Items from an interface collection
····················

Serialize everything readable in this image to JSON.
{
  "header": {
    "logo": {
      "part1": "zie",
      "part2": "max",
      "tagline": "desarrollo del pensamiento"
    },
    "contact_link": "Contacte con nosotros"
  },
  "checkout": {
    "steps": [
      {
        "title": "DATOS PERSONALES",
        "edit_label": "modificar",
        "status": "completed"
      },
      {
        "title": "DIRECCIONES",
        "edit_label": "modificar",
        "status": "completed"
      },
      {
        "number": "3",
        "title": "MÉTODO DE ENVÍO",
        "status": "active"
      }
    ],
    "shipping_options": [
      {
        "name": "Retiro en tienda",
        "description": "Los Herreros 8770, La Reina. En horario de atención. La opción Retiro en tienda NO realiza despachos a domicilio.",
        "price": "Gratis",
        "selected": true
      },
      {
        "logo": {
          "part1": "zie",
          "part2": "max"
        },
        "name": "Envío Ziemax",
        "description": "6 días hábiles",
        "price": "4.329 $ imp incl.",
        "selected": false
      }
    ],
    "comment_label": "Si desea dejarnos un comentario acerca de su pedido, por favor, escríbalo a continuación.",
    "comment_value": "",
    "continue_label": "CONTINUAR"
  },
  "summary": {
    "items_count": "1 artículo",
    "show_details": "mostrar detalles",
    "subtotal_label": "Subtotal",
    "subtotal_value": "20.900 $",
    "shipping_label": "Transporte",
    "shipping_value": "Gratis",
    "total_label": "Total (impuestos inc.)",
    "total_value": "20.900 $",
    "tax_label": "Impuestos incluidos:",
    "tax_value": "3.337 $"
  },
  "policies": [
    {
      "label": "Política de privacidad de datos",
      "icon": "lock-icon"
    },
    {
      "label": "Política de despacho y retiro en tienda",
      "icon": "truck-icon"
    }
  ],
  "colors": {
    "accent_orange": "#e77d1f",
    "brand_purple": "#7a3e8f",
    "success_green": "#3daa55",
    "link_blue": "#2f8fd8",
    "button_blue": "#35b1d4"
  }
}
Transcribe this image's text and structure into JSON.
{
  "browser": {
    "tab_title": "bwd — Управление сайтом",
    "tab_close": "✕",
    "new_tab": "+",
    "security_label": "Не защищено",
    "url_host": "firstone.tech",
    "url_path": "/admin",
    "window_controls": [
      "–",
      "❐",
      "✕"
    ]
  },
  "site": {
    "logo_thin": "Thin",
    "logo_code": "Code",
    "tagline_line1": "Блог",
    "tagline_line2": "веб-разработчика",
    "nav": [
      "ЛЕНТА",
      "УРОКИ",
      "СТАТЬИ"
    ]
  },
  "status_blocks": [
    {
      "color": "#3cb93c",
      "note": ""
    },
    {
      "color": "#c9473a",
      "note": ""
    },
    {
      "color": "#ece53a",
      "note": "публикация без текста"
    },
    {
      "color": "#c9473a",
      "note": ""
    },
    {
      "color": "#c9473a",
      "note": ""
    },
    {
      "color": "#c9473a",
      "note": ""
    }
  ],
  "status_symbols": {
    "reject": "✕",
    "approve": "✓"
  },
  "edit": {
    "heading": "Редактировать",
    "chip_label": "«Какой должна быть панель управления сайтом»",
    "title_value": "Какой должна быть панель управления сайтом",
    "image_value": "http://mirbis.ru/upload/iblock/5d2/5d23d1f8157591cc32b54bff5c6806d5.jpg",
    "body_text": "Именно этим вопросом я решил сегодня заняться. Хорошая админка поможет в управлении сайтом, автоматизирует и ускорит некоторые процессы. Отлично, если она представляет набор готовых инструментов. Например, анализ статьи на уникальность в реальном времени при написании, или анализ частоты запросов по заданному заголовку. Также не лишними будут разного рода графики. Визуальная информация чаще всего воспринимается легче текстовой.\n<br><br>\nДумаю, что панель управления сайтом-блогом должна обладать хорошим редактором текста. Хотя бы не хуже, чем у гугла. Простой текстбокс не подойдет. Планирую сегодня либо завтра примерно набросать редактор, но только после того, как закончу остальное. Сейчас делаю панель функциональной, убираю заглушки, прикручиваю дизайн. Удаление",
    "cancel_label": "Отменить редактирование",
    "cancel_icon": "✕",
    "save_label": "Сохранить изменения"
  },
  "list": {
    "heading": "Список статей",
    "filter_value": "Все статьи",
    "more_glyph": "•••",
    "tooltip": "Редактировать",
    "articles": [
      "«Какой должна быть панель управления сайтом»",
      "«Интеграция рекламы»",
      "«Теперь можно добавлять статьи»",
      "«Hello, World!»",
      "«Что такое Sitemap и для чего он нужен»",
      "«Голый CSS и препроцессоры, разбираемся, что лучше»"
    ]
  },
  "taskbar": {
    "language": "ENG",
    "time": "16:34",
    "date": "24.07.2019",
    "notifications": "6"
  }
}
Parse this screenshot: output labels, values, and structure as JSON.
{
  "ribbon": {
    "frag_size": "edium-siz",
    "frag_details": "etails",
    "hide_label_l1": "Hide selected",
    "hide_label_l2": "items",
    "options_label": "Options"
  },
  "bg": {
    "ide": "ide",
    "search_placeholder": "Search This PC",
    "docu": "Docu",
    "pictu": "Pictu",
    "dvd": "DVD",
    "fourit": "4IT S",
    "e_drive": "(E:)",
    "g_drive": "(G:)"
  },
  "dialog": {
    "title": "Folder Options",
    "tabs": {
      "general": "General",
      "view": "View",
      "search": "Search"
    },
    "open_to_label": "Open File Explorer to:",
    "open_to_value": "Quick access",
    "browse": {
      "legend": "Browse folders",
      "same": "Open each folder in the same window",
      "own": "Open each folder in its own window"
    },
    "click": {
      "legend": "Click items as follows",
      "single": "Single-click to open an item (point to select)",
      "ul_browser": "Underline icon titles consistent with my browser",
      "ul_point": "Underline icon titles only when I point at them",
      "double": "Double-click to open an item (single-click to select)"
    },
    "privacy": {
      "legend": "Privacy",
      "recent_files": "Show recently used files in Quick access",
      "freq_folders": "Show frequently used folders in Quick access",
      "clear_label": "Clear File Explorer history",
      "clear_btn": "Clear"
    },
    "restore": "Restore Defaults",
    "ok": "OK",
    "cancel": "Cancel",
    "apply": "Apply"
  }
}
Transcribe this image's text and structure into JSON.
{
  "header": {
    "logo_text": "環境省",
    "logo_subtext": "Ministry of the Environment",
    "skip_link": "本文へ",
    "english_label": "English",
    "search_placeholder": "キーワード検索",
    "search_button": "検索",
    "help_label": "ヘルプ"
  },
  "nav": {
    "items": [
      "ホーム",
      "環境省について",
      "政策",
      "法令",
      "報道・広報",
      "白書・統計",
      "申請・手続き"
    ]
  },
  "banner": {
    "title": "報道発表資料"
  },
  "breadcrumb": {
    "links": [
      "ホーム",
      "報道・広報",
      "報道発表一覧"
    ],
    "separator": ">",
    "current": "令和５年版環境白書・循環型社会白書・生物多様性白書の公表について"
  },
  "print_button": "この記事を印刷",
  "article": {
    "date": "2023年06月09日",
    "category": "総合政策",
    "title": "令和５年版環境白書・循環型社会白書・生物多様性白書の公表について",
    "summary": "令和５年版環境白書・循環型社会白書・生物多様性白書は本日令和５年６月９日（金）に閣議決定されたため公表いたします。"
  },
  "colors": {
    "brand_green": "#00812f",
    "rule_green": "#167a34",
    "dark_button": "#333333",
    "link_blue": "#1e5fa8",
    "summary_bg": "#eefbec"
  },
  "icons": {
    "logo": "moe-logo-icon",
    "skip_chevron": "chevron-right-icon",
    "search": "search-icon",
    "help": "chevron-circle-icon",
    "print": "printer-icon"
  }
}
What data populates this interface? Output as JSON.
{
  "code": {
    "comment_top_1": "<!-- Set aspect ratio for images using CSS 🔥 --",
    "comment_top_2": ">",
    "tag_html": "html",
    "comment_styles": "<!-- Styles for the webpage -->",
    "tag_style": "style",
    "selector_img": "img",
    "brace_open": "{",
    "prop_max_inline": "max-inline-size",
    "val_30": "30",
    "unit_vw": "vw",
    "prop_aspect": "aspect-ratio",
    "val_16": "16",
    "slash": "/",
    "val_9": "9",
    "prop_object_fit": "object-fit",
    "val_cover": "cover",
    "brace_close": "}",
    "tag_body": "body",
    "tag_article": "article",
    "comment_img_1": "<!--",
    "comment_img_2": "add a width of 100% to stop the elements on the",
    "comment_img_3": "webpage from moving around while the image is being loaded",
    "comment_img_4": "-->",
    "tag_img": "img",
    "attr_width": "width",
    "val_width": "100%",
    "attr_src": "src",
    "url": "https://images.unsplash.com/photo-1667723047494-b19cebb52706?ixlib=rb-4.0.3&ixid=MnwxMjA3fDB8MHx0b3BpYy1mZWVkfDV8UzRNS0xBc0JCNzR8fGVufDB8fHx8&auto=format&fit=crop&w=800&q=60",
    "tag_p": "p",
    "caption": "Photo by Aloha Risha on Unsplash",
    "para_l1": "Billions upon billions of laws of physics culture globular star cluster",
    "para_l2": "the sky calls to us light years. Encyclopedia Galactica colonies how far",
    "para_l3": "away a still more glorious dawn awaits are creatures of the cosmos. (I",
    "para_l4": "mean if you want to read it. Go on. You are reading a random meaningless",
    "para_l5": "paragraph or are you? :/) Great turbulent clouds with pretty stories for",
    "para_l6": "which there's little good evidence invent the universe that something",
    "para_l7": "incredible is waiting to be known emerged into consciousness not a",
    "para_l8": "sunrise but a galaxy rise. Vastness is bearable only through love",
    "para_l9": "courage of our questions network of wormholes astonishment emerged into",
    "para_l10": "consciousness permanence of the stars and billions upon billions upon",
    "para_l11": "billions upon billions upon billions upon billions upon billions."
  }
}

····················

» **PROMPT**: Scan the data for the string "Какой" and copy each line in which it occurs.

» **RESULT OF THE EXERCISE**:
    "chip_label": "«Какой должна быть панель управления сайтом»",
    "title_value": "Какой должна быть панель управления сайтом",
      "«Какой должна быть панель управления сайтом»",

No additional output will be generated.